Subsequent to the filing of this petition, the Department of Agriculture was reorganized. As a result, the ASCS was abolished and the new Consolidated Farm Service Agency ("CFSA") assumed the previously performed functions of the former ASCS. See 60 Fed.Reg. 1710 (1995). The CFSA was later renamed the Farm Service Agency. See 60 Fed.Reg. 64297 (1995). We continue to refer to the ASCS in this opinion for ease of reference and because it was in existence at all relevant times


To the extent the parties raise issues under 11 U.S.C. § 553(a), those issues were addressed by the court in Turner II


Section 553(b) (1) provides:

[I]f a creditor offsets a mutual debt owing to the debtor against a claim against the debtor on or within 90 days before the date of the filing of the petition, then the trustee may recover from such creditor the amount so offset to the extent that any insufficiency on the date of such setoff is less than the insufficiency on the later of--

(A) 90 days before the date of the filing of the petition; and

(B) the first date during the 90 days immediately preceding the date of the filing of the petition on which there is an insufficiency.


Section 553(b) (2) defines insufficiency as the "amount, if any, by which a claim against the debtor exceeds a mutual debt owing to the debtor by the holder of such claim."


It is not clear from the record whether the amounts due to the Turners from the ASCS were liquidated or fixed as of ninety days prior to the filing of the petition. An insufficiency can exist, however, even if a claim or debt is unliquidated or contingent. Section 553(b) (2) defines insufficiency as the "amount, if any, by which a claim against the debtor exceeds a mutual debt owing to the debtor by the holder of such claim." "Debt" is defined as "liability on a claim" and "claim" is defined as a "right to payment, whether or not such right is ... liquidated, unliquidated, fixed, contingent, matured, [or] unmatured...." 11 U.S.C. § 101(5) (A) (claim) & (12) (debt)

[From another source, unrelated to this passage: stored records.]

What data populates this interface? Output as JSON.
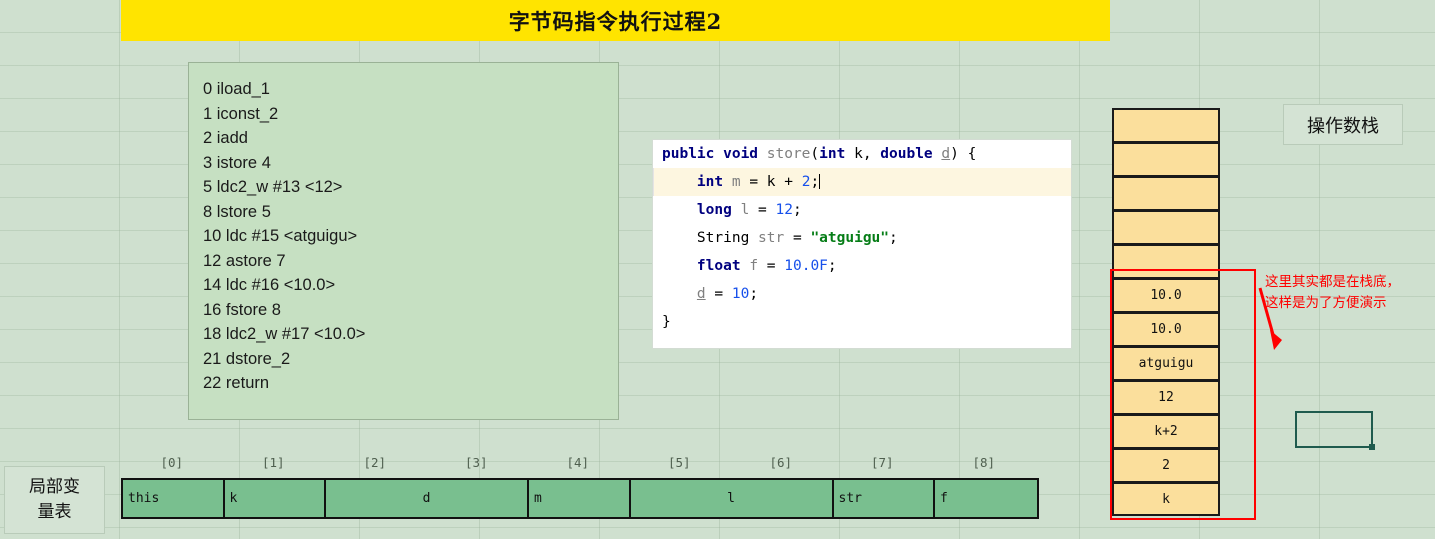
{
  "title": "字节码指令执行过程2",
  "bytecode": {
    "lines": [
      "0 iload_1",
      "1 iconst_2",
      "2 iadd",
      "3 istore 4",
      "5 ldc2_w #13 <12>",
      "8 lstore 5",
      "10 ldc #15 <atguigu>",
      "12 astore 7",
      "14 ldc #16 <10.0>",
      "16 fstore 8",
      "18 ldc2_w #17 <10.0>",
      "21 dstore_2",
      "22 return"
    ]
  },
  "code": {
    "lines": [
      {
        "highlighted": false,
        "tokens": [
          {
            "t": "public ",
            "c": "kw"
          },
          {
            "t": "void ",
            "c": "kw"
          },
          {
            "t": "store",
            "c": "id"
          },
          {
            "t": "(",
            "c": "pn"
          },
          {
            "t": "int",
            "c": "kw"
          },
          {
            "t": " k, ",
            "c": "pn"
          },
          {
            "t": "double",
            "c": "kw"
          },
          {
            "t": " ",
            "c": "pn"
          },
          {
            "t": "d",
            "c": "idu"
          },
          {
            "t": ") {",
            "c": "pn"
          }
        ]
      },
      {
        "highlighted": true,
        "caret": true,
        "tokens": [
          {
            "t": "    ",
            "c": "pn"
          },
          {
            "t": "int",
            "c": "kw"
          },
          {
            "t": " ",
            "c": "pn"
          },
          {
            "t": "m",
            "c": "id"
          },
          {
            "t": " = k + ",
            "c": "pn"
          },
          {
            "t": "2",
            "c": "num"
          },
          {
            "t": ";",
            "c": "pn"
          }
        ]
      },
      {
        "highlighted": false,
        "tokens": [
          {
            "t": "    ",
            "c": "pn"
          },
          {
            "t": "long",
            "c": "kw"
          },
          {
            "t": " ",
            "c": "pn"
          },
          {
            "t": "l",
            "c": "id"
          },
          {
            "t": " = ",
            "c": "pn"
          },
          {
            "t": "12",
            "c": "num"
          },
          {
            "t": ";",
            "c": "pn"
          }
        ]
      },
      {
        "highlighted": false,
        "tokens": [
          {
            "t": "    ",
            "c": "pn"
          },
          {
            "t": "String",
            "c": "pn"
          },
          {
            "t": " ",
            "c": "pn"
          },
          {
            "t": "str",
            "c": "id"
          },
          {
            "t": " = ",
            "c": "pn"
          },
          {
            "t": "\"atguigu\"",
            "c": "str"
          },
          {
            "t": ";",
            "c": "pn"
          }
        ]
      },
      {
        "highlighted": false,
        "tokens": [
          {
            "t": "    ",
            "c": "pn"
          },
          {
            "t": "float",
            "c": "kw"
          },
          {
            "t": " ",
            "c": "pn"
          },
          {
            "t": "f",
            "c": "id"
          },
          {
            "t": " = ",
            "c": "pn"
          },
          {
            "t": "10.0F",
            "c": "num"
          },
          {
            "t": ";",
            "c": "pn"
          }
        ]
      },
      {
        "highlighted": false,
        "tokens": [
          {
            "t": "    ",
            "c": "pn"
          },
          {
            "t": "d",
            "c": "idu"
          },
          {
            "t": " = ",
            "c": "pn"
          },
          {
            "t": "10",
            "c": "num"
          },
          {
            "t": ";",
            "c": "pn"
          }
        ]
      },
      {
        "highlighted": false,
        "tokens": [
          {
            "t": "}",
            "c": "pn"
          }
        ]
      }
    ]
  },
  "operand_stack": {
    "label": "操作数栈",
    "cells": [
      "",
      "",
      "",
      "",
      "",
      "10.0",
      "10.0",
      "atguigu",
      "12",
      "k+2",
      "2",
      "k"
    ],
    "note": "这里其实都是在栈底，\n这样是为了方便演示",
    "note_color": "#ff0000",
    "highlight_color": "#ff0000"
  },
  "local_variable_table": {
    "label_line1": "局部变",
    "label_line2": "量表",
    "indices": [
      "[0]",
      "[1]",
      "[2]",
      "[3]",
      "[4]",
      "[5]",
      "[6]",
      "[7]",
      "[8]"
    ],
    "slots": [
      {
        "value": "this",
        "span": 1,
        "align": "left"
      },
      {
        "value": "k",
        "span": 1,
        "align": "left"
      },
      {
        "value": "d",
        "span": 2,
        "align": "center"
      },
      {
        "value": "m",
        "span": 1,
        "align": "left"
      },
      {
        "value": "l",
        "span": 2,
        "align": "center"
      },
      {
        "value": "str",
        "span": 1,
        "align": "left"
      },
      {
        "value": "f",
        "span": 1,
        "align": "left"
      }
    ]
  },
  "colors": {
    "background": "#cfe0cf",
    "banner": "#FFE400",
    "bytecode_panel": "#c6e0c2",
    "stack_cell": "#fbdf9c",
    "lvt_cell": "#79bf8f"
  }
}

Here, the ASCS had a contractual duty prior to the ninety-day prepetition period to pay the Turners for withholding farmland from production and for maintaining soil conservation practices. Ninety days before the petition was filed this duty to pay may have been unliquidated, or even contingent, but it still represented a right to payment from which an insufficiency could later be calculated. See, e.g, In re Hecht, 41 B.R. 701, 705 (Bankr.S.D.N.Y. 1984) (insufficiency calculable for date on which loan had not yet matured); United States through Agric. Stabilization and Conservation Serv. v. Gerth, 991 F.2d 1428, 1433-34 (8th Cir. 1993) (holding that right of payment from ASCS arose prepetition for purposes of 11 U.S.C. § 553(a) even though the right of payment was contingent and unliquidated at the relevant time).